Fear and self-criticism have been on my mind lately, as I grapple with my first foray into fantasy writing, a genre I love and read widely. I’ve outlined only up to a point and I’m now winging it, which is both exhilarating and scary.

While I work on the book every day, it’s only perhaps for forty minutes before heading out to the day job. I’m also trying to finish up other writing projects. The deeper I go with the fantasy, though, the more uncertainty I’m feeling. I’m nearly 200 pages into the story, and I’m beginning to forget what I wrote in the first 100 pages which is worrisome.

I find myself thinking that completing this novel to be publication-ready will difficult and take much longer than I thought. This isn’t helpful self-talk, but I’m working on more of a can-do, it will get done approach. The thing is, it all boils down to a fear of failure, right?

You’ll understand why I’ve been drawn to two blogs from writers who have thoughts about fear and self-criticism. The first is a short piece by ToddBrison who found freedom from fear through six words, nobody cares what you are doing. For him, this was a freeing experience that allowed him to get back to writing.

The second blog is by Maria Popova and is more of a dense essay, but an interesting one that discusses the important difference between critical thinking and critical complaint, which she also refers to merciless self-criticism. There’s plenty of food for thought in this piece.

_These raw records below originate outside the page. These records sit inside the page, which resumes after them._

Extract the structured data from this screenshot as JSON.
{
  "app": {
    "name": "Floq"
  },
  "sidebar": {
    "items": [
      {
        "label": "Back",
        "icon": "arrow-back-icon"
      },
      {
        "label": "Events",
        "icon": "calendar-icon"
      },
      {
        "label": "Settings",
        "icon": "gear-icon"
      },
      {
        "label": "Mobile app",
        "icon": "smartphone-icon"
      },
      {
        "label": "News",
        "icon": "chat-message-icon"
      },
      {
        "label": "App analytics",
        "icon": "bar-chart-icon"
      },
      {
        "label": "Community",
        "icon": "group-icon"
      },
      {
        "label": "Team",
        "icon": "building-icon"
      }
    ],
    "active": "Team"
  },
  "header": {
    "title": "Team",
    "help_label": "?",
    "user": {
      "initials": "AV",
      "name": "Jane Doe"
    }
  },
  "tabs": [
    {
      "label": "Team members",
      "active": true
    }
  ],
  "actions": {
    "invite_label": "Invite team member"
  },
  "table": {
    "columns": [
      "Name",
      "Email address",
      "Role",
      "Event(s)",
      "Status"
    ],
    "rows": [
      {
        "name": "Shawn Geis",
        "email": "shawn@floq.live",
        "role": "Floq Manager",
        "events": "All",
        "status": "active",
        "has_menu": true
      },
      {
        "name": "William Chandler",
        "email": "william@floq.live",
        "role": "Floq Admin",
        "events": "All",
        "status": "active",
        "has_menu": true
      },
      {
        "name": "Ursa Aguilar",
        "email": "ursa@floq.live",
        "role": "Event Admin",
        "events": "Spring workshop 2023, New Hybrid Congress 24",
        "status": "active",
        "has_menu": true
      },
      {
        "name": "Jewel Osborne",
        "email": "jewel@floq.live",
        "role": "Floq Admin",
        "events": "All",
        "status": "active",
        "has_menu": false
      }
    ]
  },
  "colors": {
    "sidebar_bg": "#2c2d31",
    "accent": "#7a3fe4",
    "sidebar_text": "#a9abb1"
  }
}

I expect that writers will never banish self-criticism, and perhaps we shouldn’t, but the danger is in taking things to an irrational realm that destroys potential. I have no intention of letting that happen. I’d rather try and make mistakes—even big ones—then be too paralyzed by fear to try at all. As mentioned, though, paralysis lurks in my conscience these days. I can feel it waiting to strike, and that’s the monster I plan to defeat.